- _Recorded data_
......

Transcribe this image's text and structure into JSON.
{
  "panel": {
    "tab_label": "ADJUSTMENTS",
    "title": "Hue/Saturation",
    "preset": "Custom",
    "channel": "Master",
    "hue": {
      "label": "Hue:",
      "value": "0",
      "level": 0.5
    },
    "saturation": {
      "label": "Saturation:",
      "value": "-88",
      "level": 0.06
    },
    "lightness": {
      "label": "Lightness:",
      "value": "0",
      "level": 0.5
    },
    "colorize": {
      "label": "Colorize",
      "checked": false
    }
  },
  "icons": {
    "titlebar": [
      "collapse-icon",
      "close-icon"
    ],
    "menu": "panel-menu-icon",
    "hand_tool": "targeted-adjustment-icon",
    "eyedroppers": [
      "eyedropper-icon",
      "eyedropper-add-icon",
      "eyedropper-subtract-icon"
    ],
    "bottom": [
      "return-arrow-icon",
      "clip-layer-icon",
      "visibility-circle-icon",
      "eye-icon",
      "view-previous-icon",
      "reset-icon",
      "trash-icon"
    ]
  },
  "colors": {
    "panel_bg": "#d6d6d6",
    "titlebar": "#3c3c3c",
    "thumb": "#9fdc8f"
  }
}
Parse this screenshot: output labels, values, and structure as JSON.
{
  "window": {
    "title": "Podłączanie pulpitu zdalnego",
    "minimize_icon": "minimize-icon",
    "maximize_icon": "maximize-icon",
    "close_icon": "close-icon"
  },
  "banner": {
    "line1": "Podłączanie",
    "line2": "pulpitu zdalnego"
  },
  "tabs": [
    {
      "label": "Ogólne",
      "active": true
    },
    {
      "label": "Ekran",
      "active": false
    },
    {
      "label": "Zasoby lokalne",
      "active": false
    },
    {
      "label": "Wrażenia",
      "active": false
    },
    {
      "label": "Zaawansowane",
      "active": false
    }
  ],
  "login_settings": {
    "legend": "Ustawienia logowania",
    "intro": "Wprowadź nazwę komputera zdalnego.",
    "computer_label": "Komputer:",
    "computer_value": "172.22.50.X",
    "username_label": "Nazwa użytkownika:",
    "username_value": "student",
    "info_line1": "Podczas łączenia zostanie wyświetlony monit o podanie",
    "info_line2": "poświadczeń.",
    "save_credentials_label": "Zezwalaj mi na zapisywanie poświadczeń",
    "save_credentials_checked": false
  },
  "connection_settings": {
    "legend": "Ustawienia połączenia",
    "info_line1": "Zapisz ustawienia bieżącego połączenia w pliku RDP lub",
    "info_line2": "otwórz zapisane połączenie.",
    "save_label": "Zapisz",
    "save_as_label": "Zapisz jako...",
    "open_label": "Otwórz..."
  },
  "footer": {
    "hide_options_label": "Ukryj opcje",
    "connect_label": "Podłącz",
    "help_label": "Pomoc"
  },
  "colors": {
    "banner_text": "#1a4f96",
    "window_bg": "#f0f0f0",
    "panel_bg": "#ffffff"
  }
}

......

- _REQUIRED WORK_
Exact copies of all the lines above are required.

- _OUTPUT FOR THIS TASK_
Transcribe this image's text and structure into JSON.
{
  "panel": {
    "tab_label": "ADJUSTMENTS",
    "title": "Hue/Saturation",
    "preset": "Custom",
    "channel": "Master",
    "hue": {
      "label": "Hue:",
      "value": "0",
      "level": 0.5
    },
    "saturation": {
      "label": "Saturation:",
      "value": "-88",
      "level": 0.06
    },
    "lightness": {
      "label": "Lightness:",
      "value": "0",
      "level": 0.5
    },
    "colorize": {
      "label": "Colorize",
      "checked": false
    }
  },
  "icons": {
    "titlebar": [
      "collapse-icon",
      "close-icon"
    ],
    "menu": "panel-menu-icon",
    "hand_tool": "targeted-adjustment-icon",
    "eyedroppers": [
      "eyedropper-icon",
      "eyedropper-add-icon",
      "eyedropper-subtract-icon"
    ],
    "bottom": [
      "return-arrow-icon",
      "clip-layer-icon",
      "visibility-circle-icon",
      "eye-icon",
      "view-previous-icon",
      "reset-icon",
      "trash-icon"
    ]
  },
  "colors": {
    "panel_bg": "#d6d6d6",
    "titlebar": "#3c3c3c",
    "thumb": "#9fdc8f"
  }
}
Parse this screenshot: output labels, values, and structure as JSON.
{
  "window": {
    "title": "Podłączanie pulpitu zdalnego",
    "minimize_icon": "minimize-icon",
    "maximize_icon": "maximize-icon",
    "close_icon": "close-icon"
  },
  "banner": {
    "line1": "Podłączanie",
    "line2": "pulpitu zdalnego"
  },
  "tabs": [
    {
      "label": "Ogólne",
      "active": true
    },
    {
      "label": "Ekran",
      "active": false
    },
    {
      "label": "Zasoby lokalne",
      "active": false
    },
    {
      "label": "Wrażenia",
      "active": false
    },
    {
      "label": "Zaawansowane",
      "active": false
    }
  ],
  "login_settings": {
    "legend": "Ustawienia logowania",
    "intro": "Wprowadź nazwę komputera zdalnego.",
    "computer_label": "Komputer:",
    "computer_value": "172.22.50.X",
    "username_label": "Nazwa użytkownika:",
    "username_value": "student",
    "info_line1": "Podczas łączenia zostanie wyświetlony monit o podanie",
    "info_line2": "poświadczeń.",
    "save_credentials_label": "Zezwalaj mi na zapisywanie poświadczeń",
    "save_credentials_checked": false
  },
  "connection_settings": {
    "legend": "Ustawienia połączenia",
    "info_line1": "Zapisz ustawienia bieżącego połączenia w pliku RDP lub",
    "info_line2": "otwórz zapisane połączenie.",
    "save_label": "Zapisz",
    "save_as_label": "Zapisz jako...",
    "open_label": "Otwórz..."
  },
  "footer": {
    "hide_options_label": "Ukryj opcje",
    "connect_label": "Podłącz",
    "help_label": "Pomoc"
  },
  "colors": {
    "banner_text": "#1a4f96",
    "window_bg": "#f0f0f0",
    "panel_bg": "#ffffff"
  }
}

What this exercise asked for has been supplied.